Treatment options for patients with renal cell carcinoma (RCC) have expanded, especially with the development of immunotherapy. Despite this increase in therapeutic agents, there continues to be significant research interest developing new treatments as well as vaccines, as approximately one-third of patients with localized RCC will eventually develop metastatic disease despite surgical resection of the primary tumor.1
Vaccine development has been challenging based on multiple factors: optimizing target antigens, ineffective adjuvant therapies, drug delivery failures, and complex pathophysiology that has yet to be fully elucidated.2 RCC vaccines are predominantly being developed using autologous tumor cells, dendritic cells (DCs), genetically modified tumor cells, and peptides.3
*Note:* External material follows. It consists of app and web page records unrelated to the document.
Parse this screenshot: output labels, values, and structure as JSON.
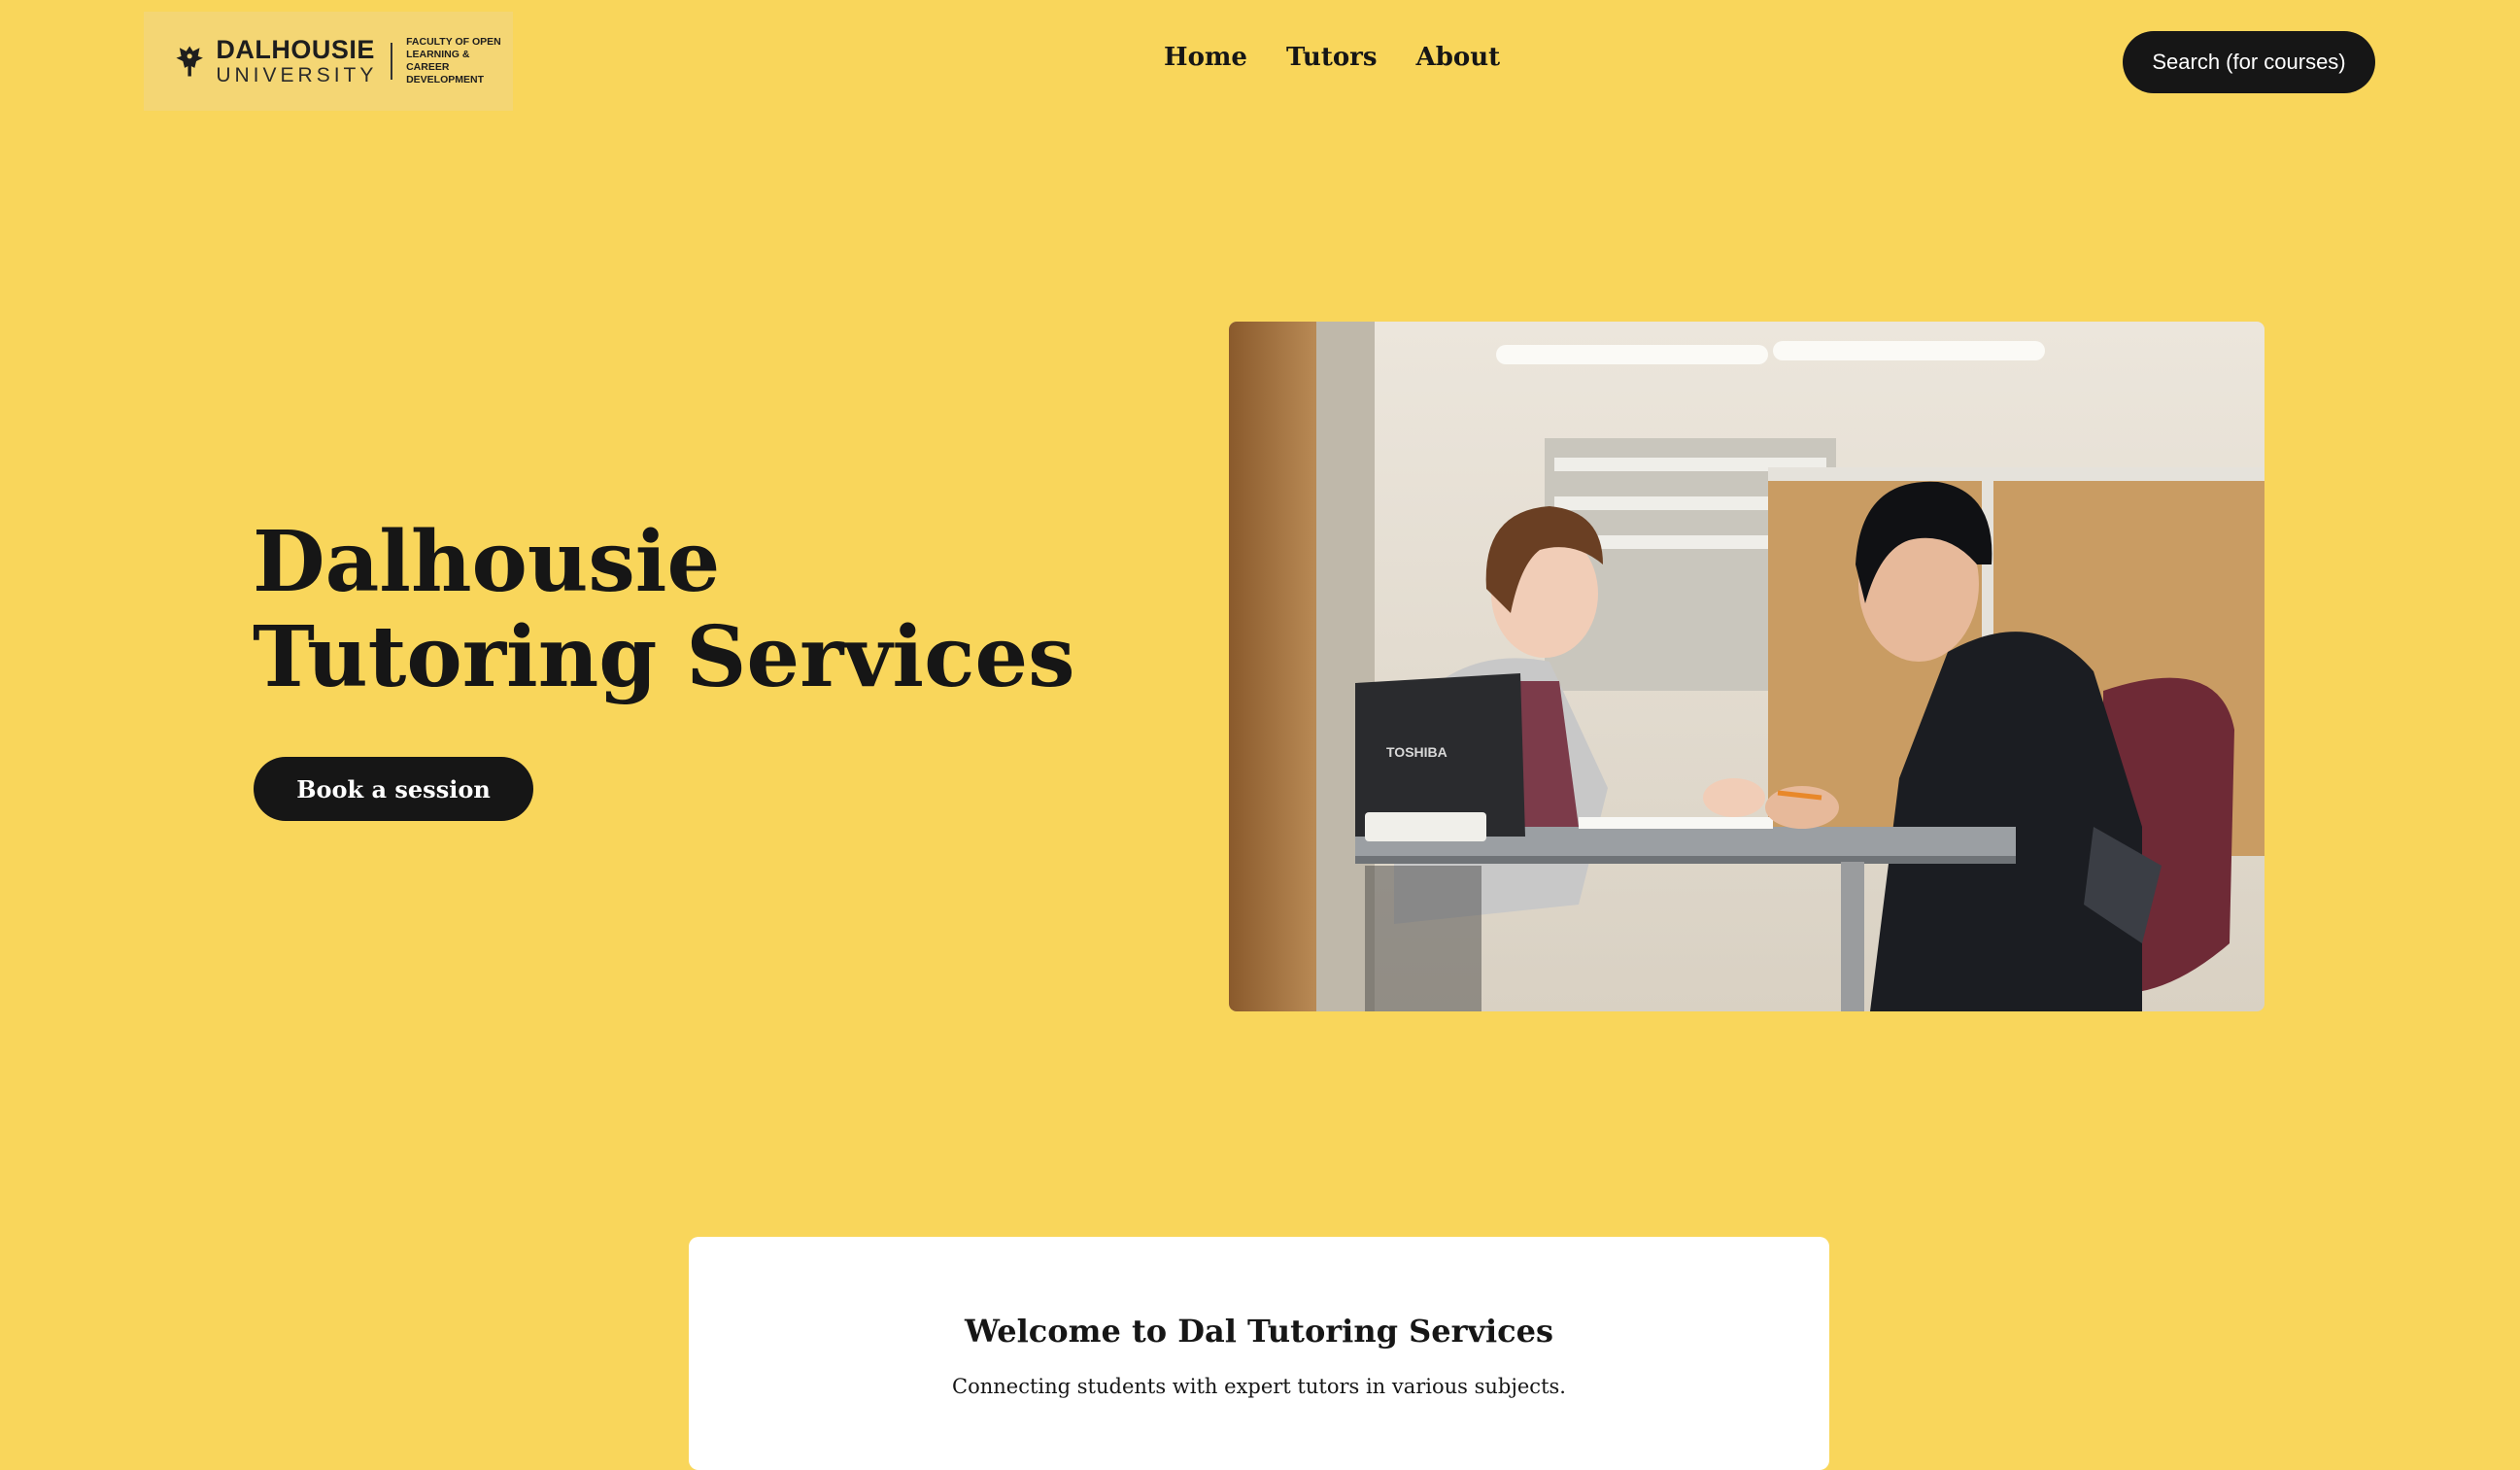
{
  "brand": {
    "university_line1": "DALHOUSIE",
    "university_line2": "UNIVERSITY",
    "faculty": "FACULTY OF OPEN LEARNING & CAREER DEVELOPMENT"
  },
  "nav": {
    "items": [
      "Home",
      "Tutors",
      "About"
    ]
  },
  "header": {
    "search_label": "Search (for courses)"
  },
  "hero": {
    "title_line1": "Dalhousie",
    "title_line2": "Tutoring Services",
    "cta_label": "Book a session",
    "photo_laptop_brand": "TOSHIBA"
  },
  "welcome": {
    "title": "Welcome to Dal Tutoring Services",
    "subtitle": "Connecting students with expert tutors in various subjects."
  },
  "colors": {
    "background": "#f9d65b",
    "button": "#161616",
    "card": "#ffffff"
  }
}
One unique target within RCC is carbonic-anhydrase IX (CA IX) which is a hypoxia-inducible tumor antigen found on the cell surface membrane.1,2 CA IX is predominantly expressed in RCC cells and not in normal kidney tissue, as well as limited organ system distribution outside of the kidneys (stomach, pancreaticobiliary system, and proximal bowel)4,5.
As previously noted, the pathogenesis of RCC is complex, however 1 pathway includes inactivation of the von Hippel-Lindau (VHL) gene, resulting in impaired VHL protein (pVHL).1 This subsequently leads to an upregulation and accumulation of hypoxia-inducible factors (HIFs). The imbalance between defective pVHL and increased HIF levels further induce HIF-regulated proteins including platelet-derived growth factor (PDGF), vascular endothelial growth factor (VEGF), and CA IX.1 All of these HIF-regulated proteins lead to increased angiogenesis, invasion, and overall tumor growth.1
Specifically, CA IX helps regulate pH and promote tumor cell survival in hypoxic environments.2 Additionally, CA IX can be recognized by the immune system via T cells interacting with the major histocompatibility complex (MHC) class I and II.2 Therefore, its role within the tumor microenvironment (TME) is critical in the development and progression of RCC.
Based on its implication in multiple pathways within RCC including specificity, immunogenicity, and pathogenesis, there have been early studies aimed at developing a vaccine targeting CA IX.2 These studies have provided mixed results, and have yet to provide the results expected based on its overall clinical profile.
A research group led by Faiena and colleagues recently developed a DC-based vaccine targeting CA IX using immature DCs and granulocyte-macrophage (GM) colony stimulating factor (CSF) which is delivered by an adenoviral vector (Ad) (DC-AdGMCA IX).2 The authors evaluated this vaccine in an open-label phase 1 escalation study and published their findings in the Journal of Immunotherapy.